Learning how liver cancer develops

Claudia Kutter is researching into molecular mechanisms that may explain how healthy cells become cancerous. She hopes to find targets for treating liver cancer. In the laboratory she is making detailed studies of non-coding RNA, formerly called junk DNA, which has been found to play a key role in the onset of cancer.

Claudia Kutter

PhD Genetics

Wallenberg Academy Fellow 2016

Karolinska Institutet

Research field:
Mapping molecular mechanisms regulating how non-coding RNA impacts gene expression in healthy and cancerous cells, with the goal of understanding liver cancer development.

Ever since she was a child Kutter has been fascinated by biology. Recent years have seen rapid developments in her specialist fields – genetics and molecular biology.

“True – but there is still so much we don’t know. We have only seen the tip of the iceberg,” she says.

As a Wallenberg Academy Fellow, Kutter wants to better understand how healthy liver cells mutate and cause cancer. At SciLifeLab, the national center for molecular biosciences in Stockholm, her research team is combining biological experiments with advanced computations.

One of the labs contains cell cultures, and centrifuges that concentrate DNA. An incubator keeps the cells at 37.1 degrees Celsius – as close to body temperature as possible.

­­“I like being in the lab. It reminds me why we do what we do. I often drop by, and when there’s a lot to do, I’m happy to help out.”

Finding targets

Liver cancer is one of the deadliest diseases in the world. Growing numbers of people are affected. Besides genetic factors, the main causes are unhealthy diet, obesity and high alcohol consumption, along with the chronic viral infections hepatitis B and C.

“As yet there is no cure. By the time cancer is diagnosed, it’s often too late. It’s essential to find ways of discovering abnormal cells at an early stage, and also to find suitable targets for treatment.”

When healthy cells become cancerous, the genes that control cell growth mutate. Growth-inhibiting genes are also inactivated and cancer cells begin to proliferate.

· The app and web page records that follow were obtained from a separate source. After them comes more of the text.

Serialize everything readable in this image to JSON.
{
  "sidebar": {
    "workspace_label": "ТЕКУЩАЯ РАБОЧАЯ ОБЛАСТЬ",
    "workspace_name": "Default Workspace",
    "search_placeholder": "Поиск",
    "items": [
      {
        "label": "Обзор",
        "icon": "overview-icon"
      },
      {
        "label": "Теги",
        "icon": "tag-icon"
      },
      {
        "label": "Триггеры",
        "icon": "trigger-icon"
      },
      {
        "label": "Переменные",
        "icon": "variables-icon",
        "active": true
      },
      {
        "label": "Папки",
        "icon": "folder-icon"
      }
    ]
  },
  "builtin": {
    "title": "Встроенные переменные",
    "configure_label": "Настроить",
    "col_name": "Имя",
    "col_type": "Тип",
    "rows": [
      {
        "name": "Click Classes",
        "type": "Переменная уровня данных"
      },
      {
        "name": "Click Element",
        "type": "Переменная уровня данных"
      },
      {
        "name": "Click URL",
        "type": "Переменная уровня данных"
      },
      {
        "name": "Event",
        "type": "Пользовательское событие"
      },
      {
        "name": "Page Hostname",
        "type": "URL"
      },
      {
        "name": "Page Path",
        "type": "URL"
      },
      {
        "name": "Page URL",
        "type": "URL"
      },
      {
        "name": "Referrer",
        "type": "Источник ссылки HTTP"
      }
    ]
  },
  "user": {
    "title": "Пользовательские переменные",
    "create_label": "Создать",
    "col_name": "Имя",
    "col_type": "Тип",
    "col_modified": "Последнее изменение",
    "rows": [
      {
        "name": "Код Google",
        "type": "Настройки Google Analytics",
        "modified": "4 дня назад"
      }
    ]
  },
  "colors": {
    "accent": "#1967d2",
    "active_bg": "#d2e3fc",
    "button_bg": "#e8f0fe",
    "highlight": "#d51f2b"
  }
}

Kutter describes an experiment in which a gene in liver cancer cell DNA has been removed to see what effect this has on cell growth, and whether it can be stopped.

“Cancer cells communicate with one another in the blood stream. Once they have established contact with each other the process is very rapid. This can be seen clearly in the petri dish,” she explains, pointing to a small plastic dish on the bench top.

RNA, or “messenger molecules” as they are also known, have the job of converting DNA into different proteins in our cells. Non-coding RNA molecules, on which Kutter is an expert, used to be known as “junk DNA”. We now know that non-coding RNA performs many crucial tasks in biological processes. Examples include regulation of gene expression, and development of cancer. But much remains to be learnt about how these processes work.

Of mice and men

Kutter began studying non-coding RNA during her university studies in Germany – her home country. During her PhD studies in Switzerland she continued to explore these molecules. She acquired her liver cancer expertise as a postdoctoral researcher at the University of Cambridge in the U.K.

Her long-term goal is to identify liver-specific non-coding RNA, and use it in medical research.

“We hope to find molecules based on RNA that can help us treat liver cancer more specifically than is currently possible. We have the advantage that everything administered via the blood ends up in the liver, so it’s easy to reach the target in the liver once we know what the target is. Hopefully, we will be able to apply the findings from this project to other forms of cancer as well.”

Kutter explains that the RNA samples being used are specific to a common form of liver cancer. The research team is studying healthy and cancerous cells from mice and humans in parallel.

“Mice are often used as a model, but it’s not certain that the mechanisms in mice even exists in humans – so we need to be able to compare them.”

The researchers want to understand how the genes are regulated, for example how they are turned off and on, in these cells. They are also studying the dynamics of transcription – how DNA is converted into RNA.

“We want to learn more about these mechanisms, how they work in normal cells, and in cancerous ones. It may help us to understand what goes wrong in a cancer cell.”

“It’s an exceptional grant – one that will enable us to conduct cutting-edge research for years to come. It will help us to advance the frontiers and answer interesting research questions.”

A mass of data

When Kutter was young she was also fascinated by space, and she still follows the progress of research in the field. Much remains unknown, both in astronomy and in genetics, a parallel she usually draws in her teaching.

“Astrophysicists know there is dark energy, but not what it looks like. It’s a bit like our genome. We know that eighty percent is unexplored. We also know there are important parts of it we haven’t yet discovered.”

Technological developments have broadened the scope of what can be studied, and more and more information is being generated. Kutter points out that the greatest challenge in the future will be to interpret all the data produced by the new technologies, and to understand how it can be used to treat deadly diseases such as liver cancer.

“We totally depend on collaboration with other research teams with different specialties to find answers to these questions. That’s why it’s so fantastic to be here at SciLifeLab, where so much local expertise is gathered.”

Text Susanne Rosén
Translation Maxwell Arding
Photo Magnus Bergström